• TASK REQUIREMENTS: Read the records below and report each line in which "Send" occurs.

• SOURCE DATA:
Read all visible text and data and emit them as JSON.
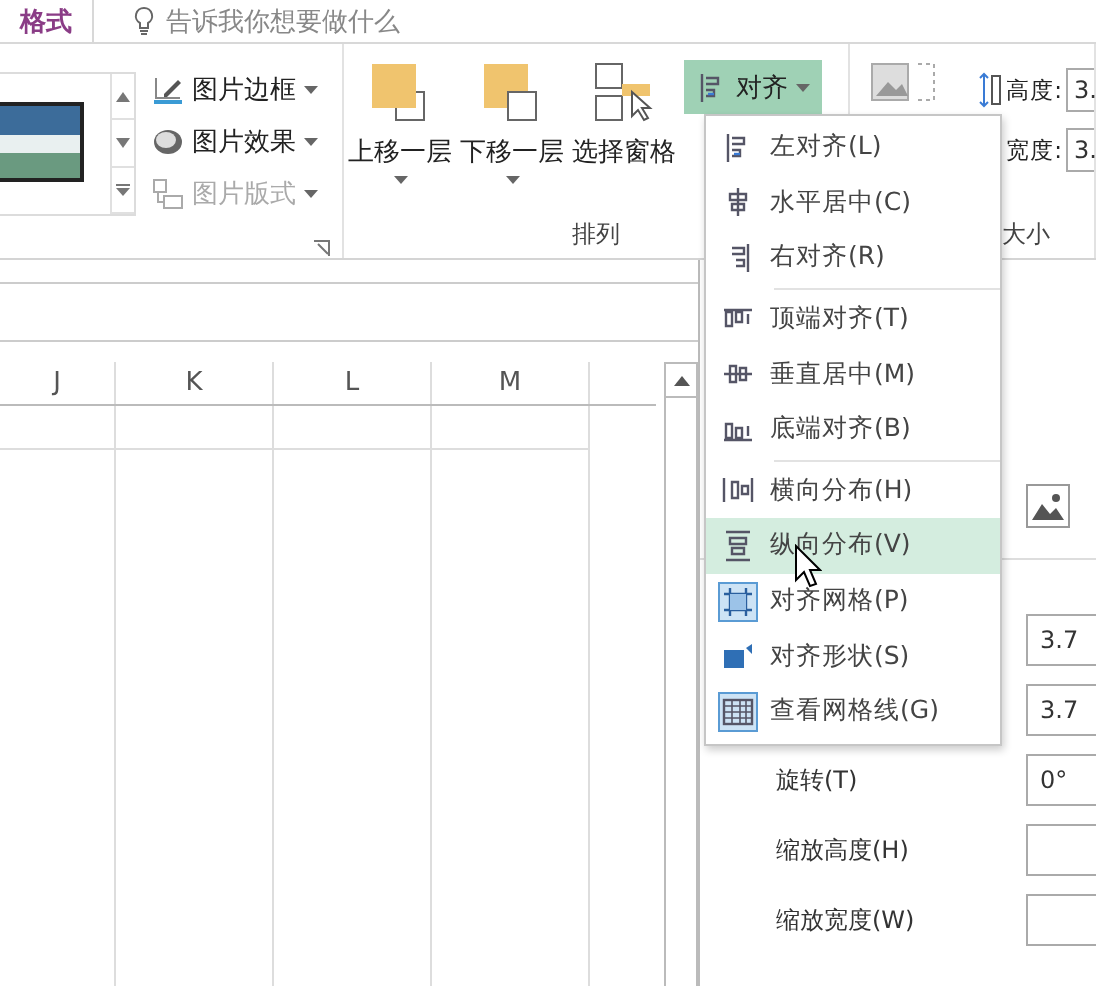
{
  "ribbon": {
    "tabs": [
      {
        "label": "格式",
        "selected": true
      }
    ],
    "tell_me": {
      "placeholder": "告诉我你想要做什么"
    },
    "picture_styles": {
      "buttons": [
        {
          "label": "图片边框",
          "kind": "border",
          "disabled": false
        },
        {
          "label": "图片效果",
          "kind": "effects",
          "disabled": false
        },
        {
          "label": "图片版式",
          "kind": "layout",
          "disabled": true
        }
      ]
    },
    "arrange": {
      "label": "排列",
      "buttons": [
        {
          "label": "上移一层",
          "kind": "forward"
        },
        {
          "label": "下移一层",
          "kind": "backward"
        },
        {
          "label": "选择窗格",
          "kind": "pane"
        }
      ],
      "align_button": {
        "label": "对齐",
        "selected": true
      }
    },
    "size": {
      "label": "大小",
      "fields": [
        {
          "label": "高度:",
          "value": "3."
        },
        {
          "label": "宽度:",
          "value": "3."
        }
      ]
    }
  },
  "sheet": {
    "columns": [
      "J",
      "K",
      "L",
      "M"
    ]
  },
  "pane": {
    "fields": [
      {
        "value": "3.7"
      },
      {
        "value": "3.7"
      },
      {
        "label": "旋转(T)",
        "value": "0°"
      },
      {
        "label": "缩放高度(H)"
      },
      {
        "label": "缩放宽度(W)"
      }
    ]
  },
  "align_menu": {
    "items": [
      {
        "label": "左对齐(L)",
        "kind": "left",
        "selected": false,
        "checked": false
      },
      {
        "label": "水平居中(C)",
        "kind": "hcenter",
        "selected": false,
        "checked": false
      },
      {
        "label": "右对齐(R)",
        "kind": "right",
        "selected": false,
        "checked": false
      },
      {
        "label": "顶端对齐(T)",
        "kind": "top",
        "selected": false,
        "checked": false,
        "separator_before": true
      },
      {
        "label": "垂直居中(M)",
        "kind": "vcenter",
        "selected": false,
        "checked": false
      },
      {
        "label": "底端对齐(B)",
        "kind": "bottom",
        "selected": false,
        "checked": false
      },
      {
        "label": "横向分布(H)",
        "kind": "hdist",
        "selected": false,
        "checked": false,
        "separator_before": true
      },
      {
        "label": "纵向分布(V)",
        "kind": "vdist",
        "selected": true,
        "checked": false
      },
      {
        "label": "对齐网格(P)",
        "kind": "grid",
        "selected": false,
        "checked": true
      },
      {
        "label": "对齐形状(S)",
        "kind": "shape",
        "selected": false,
        "checked": false
      },
      {
        "label": "查看网格线(G)",
        "kind": "gridlines",
        "selected": false,
        "checked": true
      }
    ]
  }
}
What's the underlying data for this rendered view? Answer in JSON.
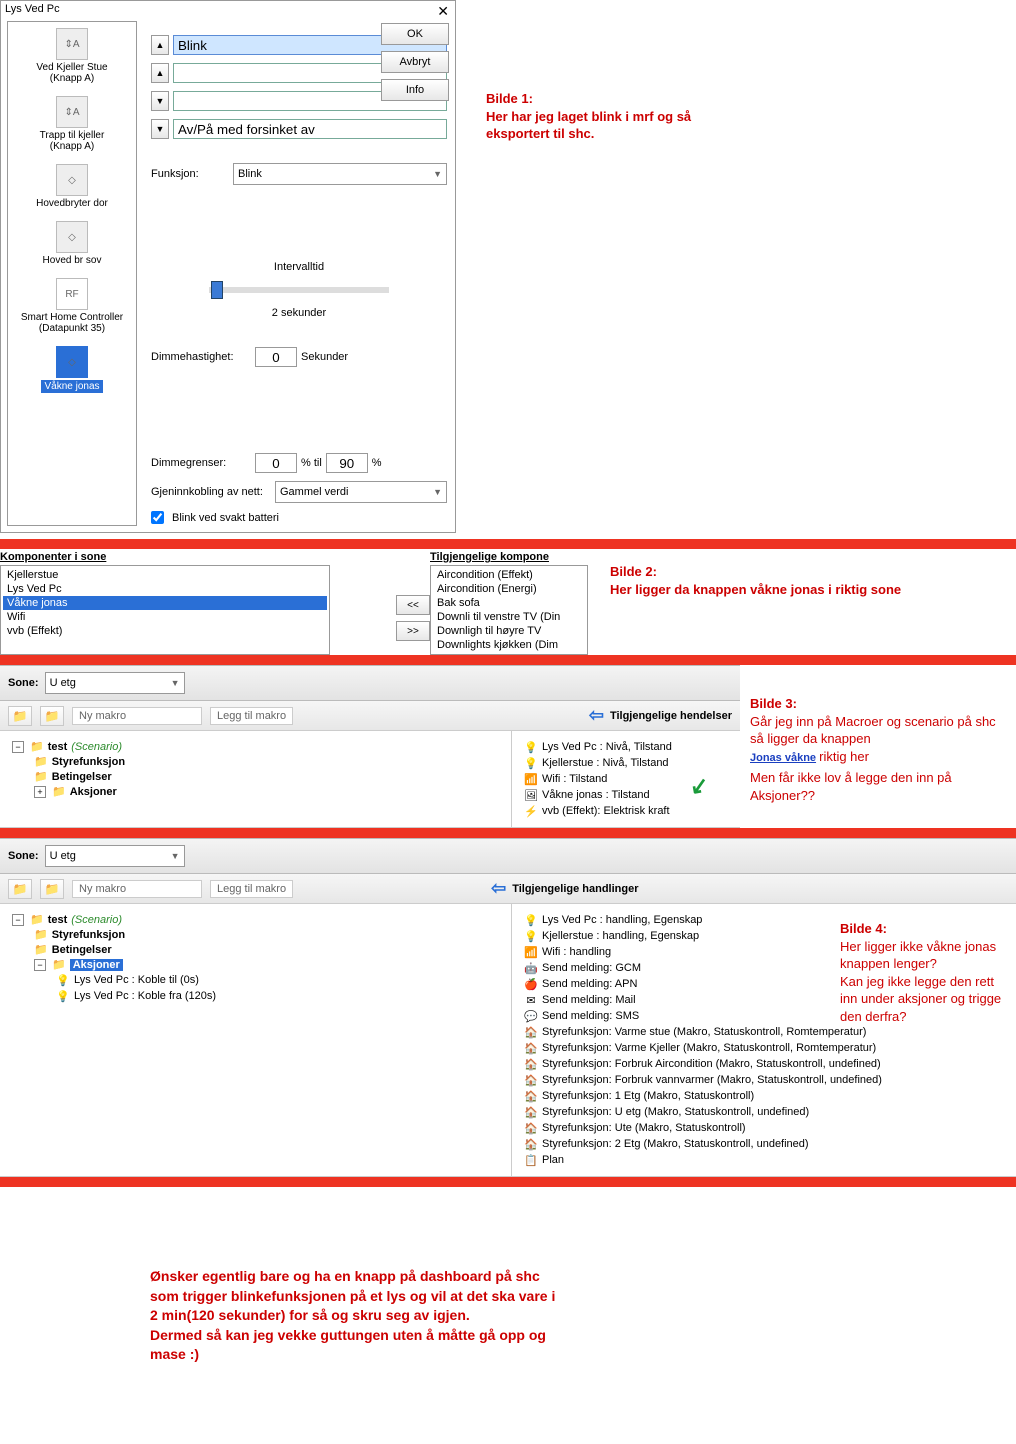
{
  "dialog1": {
    "title": "Lys Ved Pc",
    "close": "✕",
    "devices": [
      {
        "label": "Ved Kjeller Stue\n(Knapp A)",
        "icon": "⇕A"
      },
      {
        "label": "Trapp til kjeller\n(Knapp A)",
        "icon": "⇕A"
      },
      {
        "label": "Hovedbryter dor",
        "icon": "◇"
      },
      {
        "label": "Hoved br sov",
        "icon": "◇"
      },
      {
        "label": "Smart Home Controller\n(Datapunkt 35)",
        "icon": "RF"
      },
      {
        "label": "Våkne jonas",
        "icon": "◇",
        "selected": true
      }
    ],
    "buttons": {
      "ok": "OK",
      "avbryt": "Avbryt",
      "info": "Info"
    },
    "fields": {
      "f1": "Blink",
      "f4": "Av/På med forsinket av"
    },
    "funksjon_lbl": "Funksjon:",
    "funksjon_val": "Blink",
    "intervall_lbl": "Intervalltid",
    "intervall_val": "2 sekunder",
    "dimme_lbl": "Dimmehastighet:",
    "dimme_val": "0",
    "dimme_unit": "Sekunder",
    "grenser_lbl": "Dimmegrenser:",
    "grenser_lo": "0",
    "grenser_hi": "90",
    "pct": "%",
    "til": "% til",
    "gjen_lbl": "Gjeninnkobling av nett:",
    "gjen_val": "Gammel verdi",
    "blink_cb": "Blink ved svakt batteri"
  },
  "ann1": {
    "title": "Bilde 1:",
    "body": "Her har jeg laget blink i mrf og så eksportert til shc."
  },
  "sec2": {
    "left_head": "Komponenter i sone",
    "left_items": [
      "Kjellerstue",
      "Lys Ved Pc",
      "Våkne jonas",
      "Wifi",
      "vvb (Effekt)"
    ],
    "left_sel_idx": 2,
    "right_head": "Tilgjengelige kompone",
    "right_items": [
      "Aircondition (Effekt)",
      "Aircondition (Energi)",
      "Bak sofa",
      "Downli til venstre TV (Din",
      "Downligh til høyre TV",
      "Downlights kjøkken (Dim"
    ],
    "btn_left": "<<",
    "btn_right": ">>"
  },
  "ann2": {
    "title": "Bilde 2:",
    "body": "Her ligger da knappen våkne  jonas  i riktig sone"
  },
  "macro3": {
    "sone_lbl": "Sone:",
    "sone_val": "U etg",
    "ny_makro": "Ny makro",
    "legg_til": "Legg til makro",
    "hdr_right": "Tilgjengelige hendelser",
    "tree_root": "test",
    "tree_root_suffix": "(Scenario)",
    "tree_children": [
      "Styrefunksjon",
      "Betingelser",
      "Aksjoner"
    ],
    "events": [
      {
        "txt": "Lys Ved Pc : Nivå, Tilstand",
        "ic": "💡"
      },
      {
        "txt": "Kjellerstue : Nivå, Tilstand",
        "ic": "💡"
      },
      {
        "txt": "Wifi : Tilstand",
        "ic": "📶"
      },
      {
        "txt": "Våkne jonas : Tilstand",
        "ic": "🖼"
      },
      {
        "txt": "vvb (Effekt): Elektrisk kraft",
        "ic": "⚡"
      }
    ]
  },
  "ann3": {
    "title": "Bilde 3:",
    "l1": "Går jeg inn på Macroer og scenario  på shc",
    "l2": "så ligger da knappen",
    "l3": "Jonas våkne",
    "l4": "riktig her",
    "l5": "Men får ikke lov å legge den inn på Aksjoner??"
  },
  "macro4": {
    "sone_lbl": "Sone:",
    "sone_val": "U etg",
    "ny_makro": "Ny makro",
    "legg_til": "Legg til makro",
    "hdr_right": "Tilgjengelige handlinger",
    "tree_root": "test",
    "tree_root_suffix": "(Scenario)",
    "tree_children": [
      "Styrefunksjon",
      "Betingelser"
    ],
    "aksjoner": "Aksjoner",
    "actions": [
      "Lys Ved Pc : Koble til (0s)",
      "Lys Ved Pc : Koble fra (120s)"
    ],
    "events": [
      {
        "txt": "Lys Ved Pc : handling, Egenskap",
        "ic": "💡"
      },
      {
        "txt": "Kjellerstue : handling, Egenskap",
        "ic": "💡"
      },
      {
        "txt": "Wifi : handling",
        "ic": "📶"
      },
      {
        "txt": "Send melding: GCM",
        "ic": "🤖"
      },
      {
        "txt": "Send melding: APN",
        "ic": "🍎"
      },
      {
        "txt": "Send melding: Mail",
        "ic": "✉"
      },
      {
        "txt": "Send melding: SMS",
        "ic": "💬"
      },
      {
        "txt": "Styrefunksjon: Varme stue (Makro, Statuskontroll, Romtemperatur)",
        "ic": "🏠"
      },
      {
        "txt": "Styrefunksjon: Varme Kjeller (Makro, Statuskontroll, Romtemperatur)",
        "ic": "🏠"
      },
      {
        "txt": "Styrefunksjon: Forbruk Aircondition (Makro, Statuskontroll, undefined)",
        "ic": "🏠"
      },
      {
        "txt": "Styrefunksjon: Forbruk vannvarmer (Makro, Statuskontroll, undefined)",
        "ic": "🏠"
      },
      {
        "txt": "Styrefunksjon: 1 Etg (Makro, Statuskontroll)",
        "ic": "🏠"
      },
      {
        "txt": "Styrefunksjon: U etg (Makro, Statuskontroll, undefined)",
        "ic": "🏠"
      },
      {
        "txt": "Styrefunksjon: Ute (Makro, Statuskontroll)",
        "ic": "🏠"
      },
      {
        "txt": "Styrefunksjon: 2 Etg (Makro, Statuskontroll, undefined)",
        "ic": "🏠"
      },
      {
        "txt": "Plan",
        "ic": "📋"
      }
    ]
  },
  "ann4": {
    "title": "Bilde 4:",
    "body": "Her ligger ikke våkne jonas knappen lenger?\nKan jeg ikke legge den rett inn under aksjoner og trigge den derfra?"
  },
  "bottom": "Ønsker egentlig bare og ha en knapp på dashboard på shc som trigger blinkefunksjonen på et lys og vil at det ska vare i 2 min(120 sekunder) for så og skru seg av igjen.\nDermed så kan jeg vekke guttungen uten å måtte gå opp og mase :)"
}
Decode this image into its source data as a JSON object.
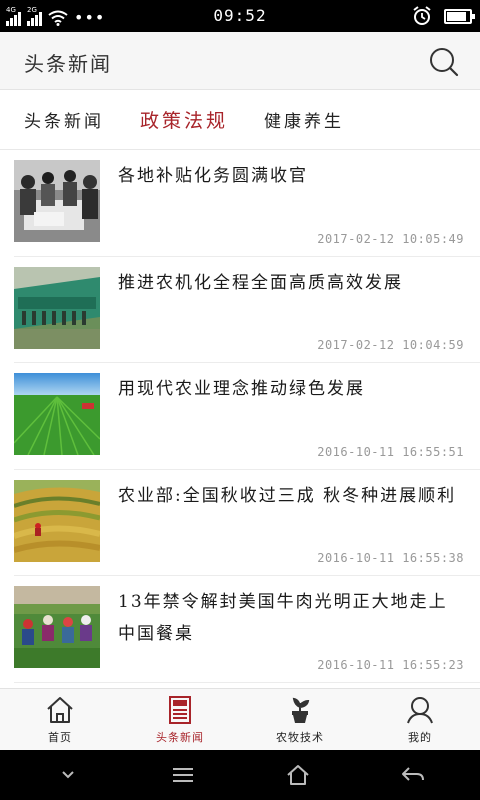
{
  "status_bar": {
    "network_1": "4G",
    "network_2": "2G",
    "more": "•••",
    "time": "09:52",
    "battery_level": 0.85
  },
  "header": {
    "title": "头条新闻",
    "search_icon": "search-icon"
  },
  "tabs": [
    {
      "label": "头条新闻",
      "active": false
    },
    {
      "label": "政策法规",
      "active": true
    },
    {
      "label": "健康养生",
      "active": false
    }
  ],
  "news": [
    {
      "title": "各地补贴化务圆满收官",
      "date": "2017-02-12  10:05:49",
      "thumb": "people-meeting-photo"
    },
    {
      "title": "推进农机化全程全面高质高效发展",
      "date": "2017-02-12  10:04:59",
      "thumb": "farm-machinery-photo"
    },
    {
      "title": "用现代农业理念推动绿色发展",
      "date": "2016-10-11  16:55:51",
      "thumb": "green-field-photo"
    },
    {
      "title": "农业部:全国秋收过三成  秋冬种进展顺利",
      "date": "2016-10-11  16:55:38",
      "thumb": "rice-terrace-photo"
    },
    {
      "title": "13年禁令解封美国牛肉光明正大地走上中国餐桌",
      "date": "2016-10-11  16:55:23",
      "thumb": "farmers-field-photo"
    }
  ],
  "bottom_nav": [
    {
      "label": "首页",
      "icon": "home-icon",
      "active": false
    },
    {
      "label": "头条新闻",
      "icon": "newspaper-icon",
      "active": true
    },
    {
      "label": "农牧技术",
      "icon": "plant-pot-icon",
      "active": false
    },
    {
      "label": "我的",
      "icon": "user-icon",
      "active": false
    }
  ],
  "colors": {
    "accent": "#a8242a",
    "text": "#1a1a1a",
    "date": "#999999"
  }
}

• EXERCISE ANSWER:
        "txt": "Send melding: GCM",
        "txt": "Send melding: APN",
        "txt": "Send melding: Mail",
        "txt": "Send melding: SMS",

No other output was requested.